Items from a data source:
== == ==
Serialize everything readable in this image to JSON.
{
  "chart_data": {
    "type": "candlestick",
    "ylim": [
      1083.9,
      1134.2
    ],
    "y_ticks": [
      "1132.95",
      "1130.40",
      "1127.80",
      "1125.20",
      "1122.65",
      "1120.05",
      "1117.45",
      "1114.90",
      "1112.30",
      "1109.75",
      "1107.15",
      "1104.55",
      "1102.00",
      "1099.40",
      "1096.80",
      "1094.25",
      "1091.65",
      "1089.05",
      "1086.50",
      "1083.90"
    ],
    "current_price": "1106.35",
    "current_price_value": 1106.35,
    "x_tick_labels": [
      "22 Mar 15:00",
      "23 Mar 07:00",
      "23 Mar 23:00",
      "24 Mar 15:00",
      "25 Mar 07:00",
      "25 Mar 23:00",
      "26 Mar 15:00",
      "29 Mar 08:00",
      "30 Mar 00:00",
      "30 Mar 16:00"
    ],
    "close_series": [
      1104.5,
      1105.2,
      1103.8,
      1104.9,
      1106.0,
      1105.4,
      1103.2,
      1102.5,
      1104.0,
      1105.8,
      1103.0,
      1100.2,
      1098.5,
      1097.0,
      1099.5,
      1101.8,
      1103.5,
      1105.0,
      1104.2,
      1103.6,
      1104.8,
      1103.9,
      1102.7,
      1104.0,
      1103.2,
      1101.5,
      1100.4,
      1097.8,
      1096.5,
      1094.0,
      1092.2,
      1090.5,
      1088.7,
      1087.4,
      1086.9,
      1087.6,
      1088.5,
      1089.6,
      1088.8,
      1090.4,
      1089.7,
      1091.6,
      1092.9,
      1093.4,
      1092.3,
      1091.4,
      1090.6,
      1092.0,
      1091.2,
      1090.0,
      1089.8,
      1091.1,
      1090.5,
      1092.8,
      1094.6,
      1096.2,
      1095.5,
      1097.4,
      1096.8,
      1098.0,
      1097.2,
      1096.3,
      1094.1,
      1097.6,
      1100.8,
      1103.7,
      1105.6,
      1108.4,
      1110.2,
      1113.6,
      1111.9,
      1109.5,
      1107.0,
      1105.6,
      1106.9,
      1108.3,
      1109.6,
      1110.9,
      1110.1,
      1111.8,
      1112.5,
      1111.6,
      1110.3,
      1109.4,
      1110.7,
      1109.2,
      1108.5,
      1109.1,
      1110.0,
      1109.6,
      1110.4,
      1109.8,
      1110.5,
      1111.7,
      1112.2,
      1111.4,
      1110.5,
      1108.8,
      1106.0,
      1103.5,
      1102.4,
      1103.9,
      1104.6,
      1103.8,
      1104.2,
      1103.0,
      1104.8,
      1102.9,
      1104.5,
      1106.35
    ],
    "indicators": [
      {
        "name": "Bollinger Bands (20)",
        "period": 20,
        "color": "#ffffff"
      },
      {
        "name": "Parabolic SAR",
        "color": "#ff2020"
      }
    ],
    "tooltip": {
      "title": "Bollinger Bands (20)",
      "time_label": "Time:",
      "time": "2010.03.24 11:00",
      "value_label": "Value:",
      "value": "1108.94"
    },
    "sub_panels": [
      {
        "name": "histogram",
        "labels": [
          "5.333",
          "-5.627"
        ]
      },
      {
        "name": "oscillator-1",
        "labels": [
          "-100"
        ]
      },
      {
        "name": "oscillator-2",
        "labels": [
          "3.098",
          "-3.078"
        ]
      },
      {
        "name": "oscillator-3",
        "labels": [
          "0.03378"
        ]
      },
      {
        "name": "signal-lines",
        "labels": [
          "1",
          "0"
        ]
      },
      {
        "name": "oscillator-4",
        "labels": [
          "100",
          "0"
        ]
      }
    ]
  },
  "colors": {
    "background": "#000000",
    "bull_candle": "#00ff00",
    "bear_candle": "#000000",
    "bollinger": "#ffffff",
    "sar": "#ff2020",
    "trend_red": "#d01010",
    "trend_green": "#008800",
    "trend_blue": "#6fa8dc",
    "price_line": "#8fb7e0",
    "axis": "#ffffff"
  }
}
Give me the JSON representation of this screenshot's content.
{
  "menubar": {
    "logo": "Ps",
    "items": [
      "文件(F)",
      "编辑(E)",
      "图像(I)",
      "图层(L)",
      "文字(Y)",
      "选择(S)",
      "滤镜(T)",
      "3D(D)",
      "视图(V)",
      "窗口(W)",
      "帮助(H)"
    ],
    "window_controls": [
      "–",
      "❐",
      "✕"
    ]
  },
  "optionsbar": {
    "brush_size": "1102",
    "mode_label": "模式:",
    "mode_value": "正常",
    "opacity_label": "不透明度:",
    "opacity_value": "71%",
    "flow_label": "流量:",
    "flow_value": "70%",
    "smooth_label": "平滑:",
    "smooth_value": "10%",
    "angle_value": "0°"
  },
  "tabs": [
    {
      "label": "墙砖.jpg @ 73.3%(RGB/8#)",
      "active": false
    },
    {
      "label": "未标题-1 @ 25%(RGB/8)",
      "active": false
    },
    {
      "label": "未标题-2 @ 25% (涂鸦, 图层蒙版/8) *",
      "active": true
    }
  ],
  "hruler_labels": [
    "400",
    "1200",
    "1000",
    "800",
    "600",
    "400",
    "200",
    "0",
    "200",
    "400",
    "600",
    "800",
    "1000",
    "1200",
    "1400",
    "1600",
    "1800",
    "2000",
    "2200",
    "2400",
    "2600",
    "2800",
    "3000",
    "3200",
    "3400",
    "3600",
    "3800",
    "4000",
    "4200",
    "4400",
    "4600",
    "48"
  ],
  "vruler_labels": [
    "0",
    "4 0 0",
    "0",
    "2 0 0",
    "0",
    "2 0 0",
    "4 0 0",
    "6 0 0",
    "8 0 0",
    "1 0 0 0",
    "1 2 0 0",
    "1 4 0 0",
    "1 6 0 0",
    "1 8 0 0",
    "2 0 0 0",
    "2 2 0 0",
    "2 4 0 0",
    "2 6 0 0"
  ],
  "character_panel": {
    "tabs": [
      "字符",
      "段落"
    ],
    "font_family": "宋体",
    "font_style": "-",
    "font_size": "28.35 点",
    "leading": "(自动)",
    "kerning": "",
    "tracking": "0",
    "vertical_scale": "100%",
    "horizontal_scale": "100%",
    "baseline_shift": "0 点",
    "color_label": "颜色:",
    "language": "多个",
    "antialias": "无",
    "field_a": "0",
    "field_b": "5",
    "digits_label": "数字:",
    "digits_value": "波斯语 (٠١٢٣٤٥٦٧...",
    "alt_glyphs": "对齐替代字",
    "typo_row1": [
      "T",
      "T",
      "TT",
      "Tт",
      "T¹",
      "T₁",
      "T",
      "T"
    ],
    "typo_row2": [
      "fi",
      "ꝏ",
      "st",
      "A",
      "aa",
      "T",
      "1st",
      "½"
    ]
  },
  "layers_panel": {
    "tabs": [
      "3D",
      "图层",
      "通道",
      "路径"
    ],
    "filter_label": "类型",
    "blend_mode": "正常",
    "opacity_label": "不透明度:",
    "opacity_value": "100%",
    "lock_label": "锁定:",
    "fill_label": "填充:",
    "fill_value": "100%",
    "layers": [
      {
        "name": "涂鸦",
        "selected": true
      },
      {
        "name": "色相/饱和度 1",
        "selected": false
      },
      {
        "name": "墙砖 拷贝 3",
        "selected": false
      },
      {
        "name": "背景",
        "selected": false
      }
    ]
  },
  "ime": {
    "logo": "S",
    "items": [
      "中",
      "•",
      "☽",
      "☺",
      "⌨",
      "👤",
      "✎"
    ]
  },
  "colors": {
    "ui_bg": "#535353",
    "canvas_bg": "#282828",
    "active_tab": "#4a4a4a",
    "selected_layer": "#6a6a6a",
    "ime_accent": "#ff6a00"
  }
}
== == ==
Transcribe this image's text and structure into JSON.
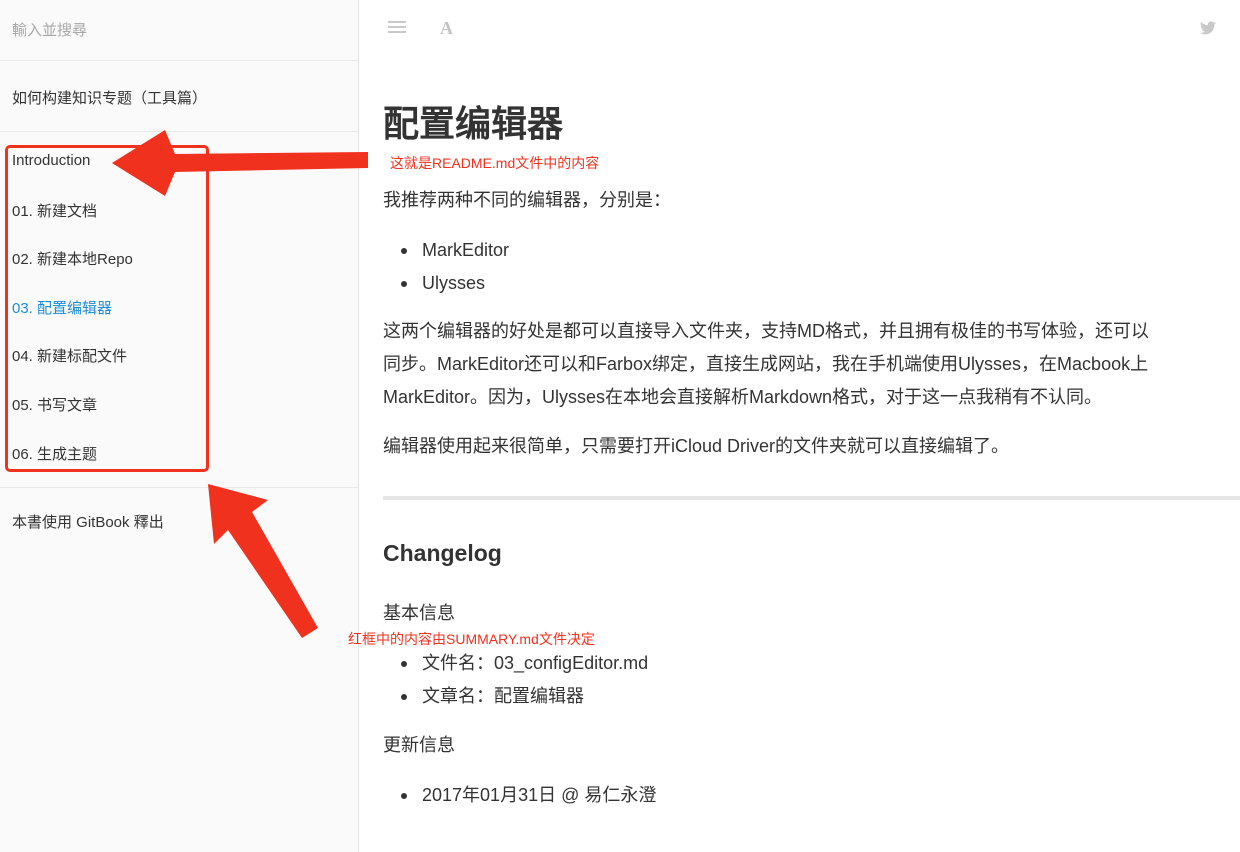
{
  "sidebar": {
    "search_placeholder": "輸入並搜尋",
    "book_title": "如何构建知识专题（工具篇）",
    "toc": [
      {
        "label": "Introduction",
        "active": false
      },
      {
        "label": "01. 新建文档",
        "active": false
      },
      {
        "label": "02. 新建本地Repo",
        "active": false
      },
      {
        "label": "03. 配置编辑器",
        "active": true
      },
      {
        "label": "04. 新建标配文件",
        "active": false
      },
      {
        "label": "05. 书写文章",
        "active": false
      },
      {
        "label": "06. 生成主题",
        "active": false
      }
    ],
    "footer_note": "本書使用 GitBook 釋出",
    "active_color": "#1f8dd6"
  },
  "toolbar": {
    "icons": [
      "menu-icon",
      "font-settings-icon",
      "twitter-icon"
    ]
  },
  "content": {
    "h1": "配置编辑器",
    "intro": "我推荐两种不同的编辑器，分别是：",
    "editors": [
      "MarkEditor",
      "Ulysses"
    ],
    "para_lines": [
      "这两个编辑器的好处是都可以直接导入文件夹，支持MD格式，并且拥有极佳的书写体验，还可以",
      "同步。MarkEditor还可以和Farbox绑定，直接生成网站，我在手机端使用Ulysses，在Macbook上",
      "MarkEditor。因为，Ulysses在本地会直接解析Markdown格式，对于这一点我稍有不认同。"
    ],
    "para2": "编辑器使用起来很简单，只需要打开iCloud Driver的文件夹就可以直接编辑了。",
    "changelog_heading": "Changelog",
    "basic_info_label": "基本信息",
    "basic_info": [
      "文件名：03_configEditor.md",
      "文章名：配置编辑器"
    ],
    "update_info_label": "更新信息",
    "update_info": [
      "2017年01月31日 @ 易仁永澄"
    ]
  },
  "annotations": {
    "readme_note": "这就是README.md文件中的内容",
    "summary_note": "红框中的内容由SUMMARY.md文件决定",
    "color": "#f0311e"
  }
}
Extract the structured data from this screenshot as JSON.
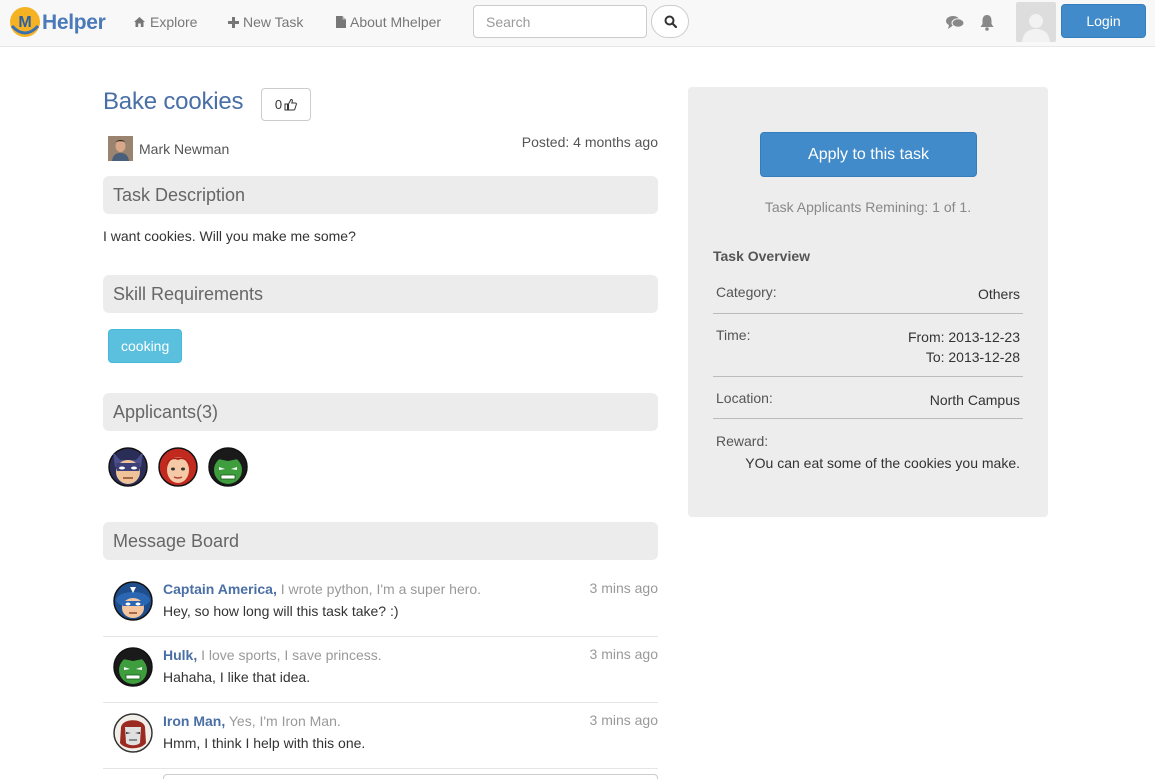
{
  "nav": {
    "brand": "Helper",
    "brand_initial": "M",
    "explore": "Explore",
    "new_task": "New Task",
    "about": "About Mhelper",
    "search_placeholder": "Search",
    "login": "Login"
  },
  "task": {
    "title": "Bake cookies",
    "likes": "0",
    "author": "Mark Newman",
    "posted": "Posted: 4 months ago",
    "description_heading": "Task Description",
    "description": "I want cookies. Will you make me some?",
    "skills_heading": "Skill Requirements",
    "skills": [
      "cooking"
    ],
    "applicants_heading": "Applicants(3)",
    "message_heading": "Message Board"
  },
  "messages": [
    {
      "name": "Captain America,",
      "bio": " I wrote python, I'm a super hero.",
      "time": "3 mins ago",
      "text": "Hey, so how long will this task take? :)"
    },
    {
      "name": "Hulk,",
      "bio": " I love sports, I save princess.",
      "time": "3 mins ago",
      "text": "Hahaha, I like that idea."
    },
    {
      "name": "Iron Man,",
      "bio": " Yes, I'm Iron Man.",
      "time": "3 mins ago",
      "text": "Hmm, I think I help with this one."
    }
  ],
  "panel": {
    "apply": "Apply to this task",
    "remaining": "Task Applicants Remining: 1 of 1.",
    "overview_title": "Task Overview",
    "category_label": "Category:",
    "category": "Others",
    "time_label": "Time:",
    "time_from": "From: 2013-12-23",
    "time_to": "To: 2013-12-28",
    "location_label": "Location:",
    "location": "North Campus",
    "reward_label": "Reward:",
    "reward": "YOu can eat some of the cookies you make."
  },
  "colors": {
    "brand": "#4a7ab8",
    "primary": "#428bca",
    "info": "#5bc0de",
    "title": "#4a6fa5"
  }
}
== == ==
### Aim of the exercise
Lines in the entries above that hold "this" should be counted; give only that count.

### Result of the task
7